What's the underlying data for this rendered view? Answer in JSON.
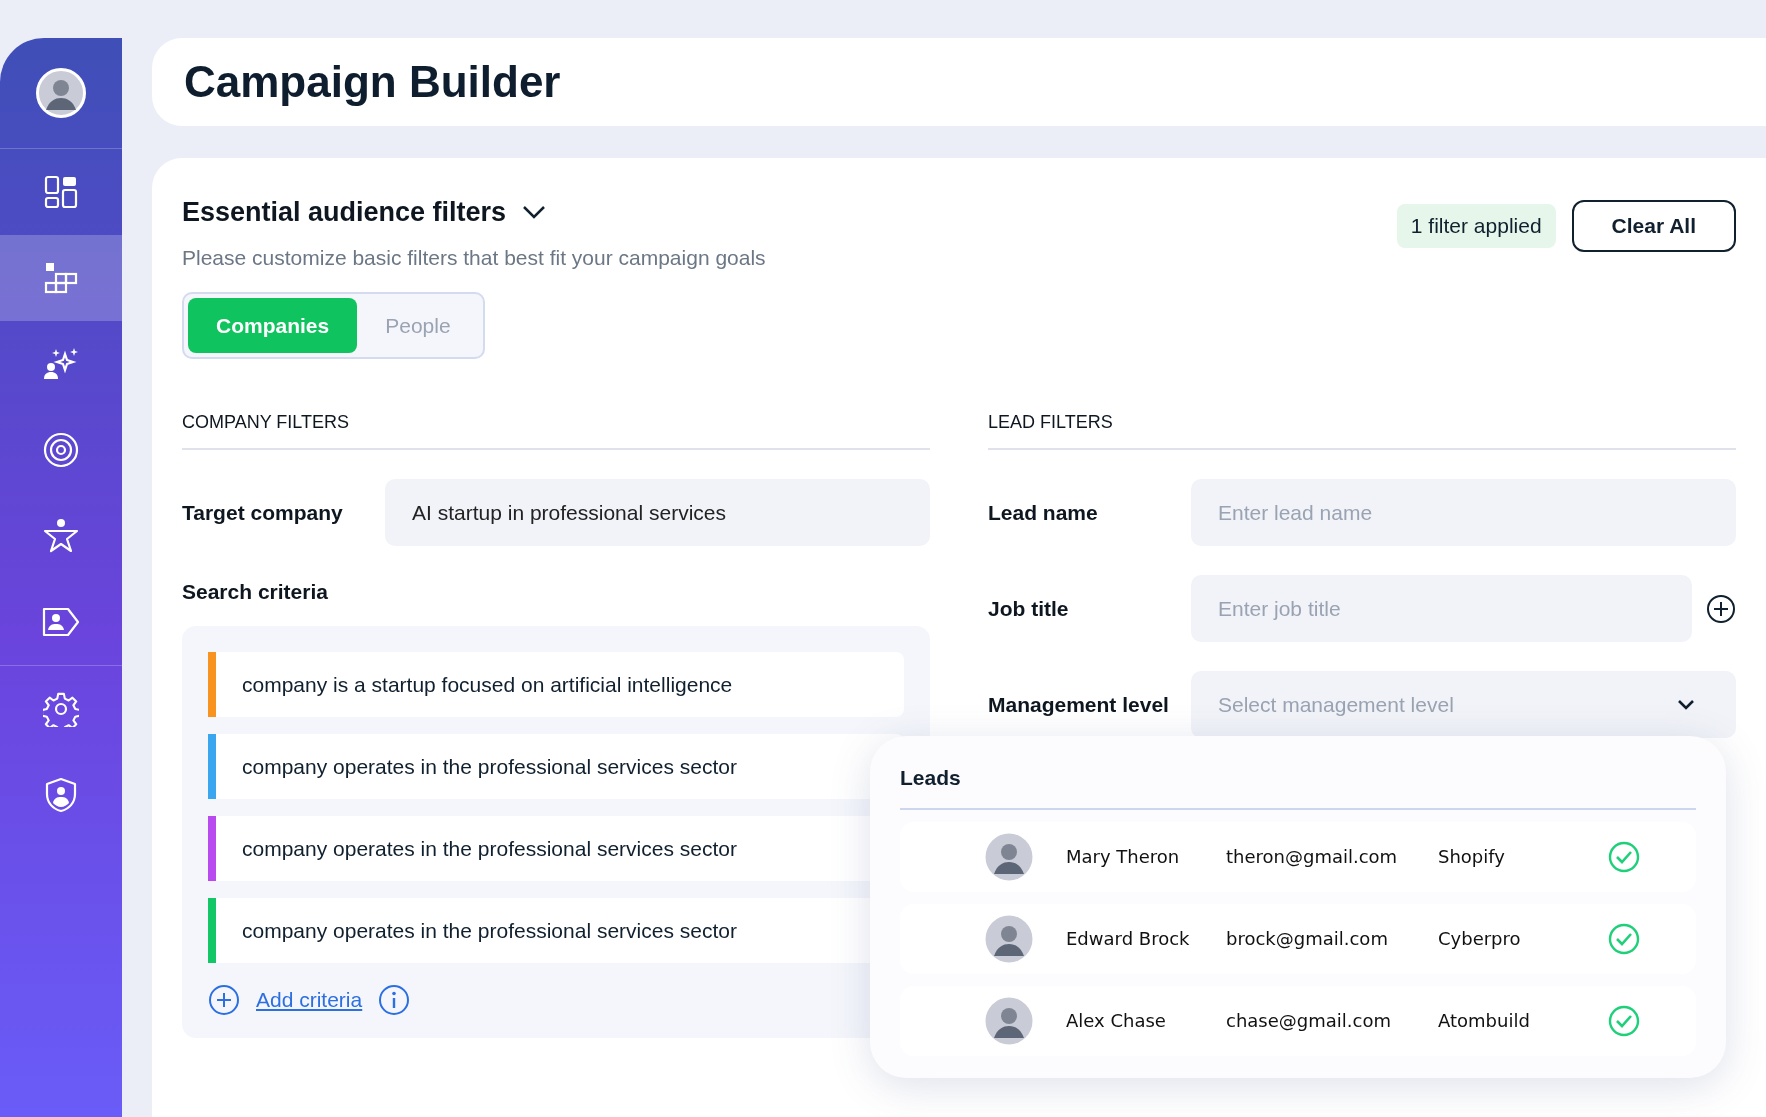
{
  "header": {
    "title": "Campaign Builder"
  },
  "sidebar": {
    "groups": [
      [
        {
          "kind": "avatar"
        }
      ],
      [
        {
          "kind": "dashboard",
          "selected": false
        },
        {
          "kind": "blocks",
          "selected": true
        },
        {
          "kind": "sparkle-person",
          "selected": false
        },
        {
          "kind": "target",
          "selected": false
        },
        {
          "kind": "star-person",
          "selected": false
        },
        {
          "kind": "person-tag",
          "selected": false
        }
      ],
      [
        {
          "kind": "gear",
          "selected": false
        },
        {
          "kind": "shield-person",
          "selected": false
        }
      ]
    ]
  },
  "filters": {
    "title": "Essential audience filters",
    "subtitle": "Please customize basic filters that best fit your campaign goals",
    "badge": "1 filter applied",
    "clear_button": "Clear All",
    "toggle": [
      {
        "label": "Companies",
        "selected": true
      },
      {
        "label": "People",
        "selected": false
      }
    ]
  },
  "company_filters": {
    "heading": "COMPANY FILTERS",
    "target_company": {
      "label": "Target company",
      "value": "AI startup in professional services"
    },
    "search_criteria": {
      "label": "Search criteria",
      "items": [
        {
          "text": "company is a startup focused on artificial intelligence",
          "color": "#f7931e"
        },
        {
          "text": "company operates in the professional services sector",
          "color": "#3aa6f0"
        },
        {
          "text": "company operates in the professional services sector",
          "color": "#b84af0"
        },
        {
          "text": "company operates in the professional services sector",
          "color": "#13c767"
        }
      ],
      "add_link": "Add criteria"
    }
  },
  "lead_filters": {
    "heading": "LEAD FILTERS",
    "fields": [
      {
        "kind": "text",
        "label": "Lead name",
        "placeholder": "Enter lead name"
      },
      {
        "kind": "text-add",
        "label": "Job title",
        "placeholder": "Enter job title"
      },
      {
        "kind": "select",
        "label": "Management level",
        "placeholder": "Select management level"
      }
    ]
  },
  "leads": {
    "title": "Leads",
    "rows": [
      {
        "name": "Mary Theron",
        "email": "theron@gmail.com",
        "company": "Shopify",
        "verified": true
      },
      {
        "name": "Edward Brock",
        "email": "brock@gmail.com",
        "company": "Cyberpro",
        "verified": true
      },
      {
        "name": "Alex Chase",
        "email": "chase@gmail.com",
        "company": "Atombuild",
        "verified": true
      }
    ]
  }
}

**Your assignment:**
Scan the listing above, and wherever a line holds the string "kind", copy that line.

**Exercise answer:**
          "kind": "avatar"
          "kind": "dashboard",
          "kind": "blocks",
          "kind": "sparkle-person",
          "kind": "target",
          "kind": "star-person",
          "kind": "person-tag",
          "kind": "gear",
          "kind": "shield-person",
        "kind": "text",
        "kind": "text-add",
        "kind": "select",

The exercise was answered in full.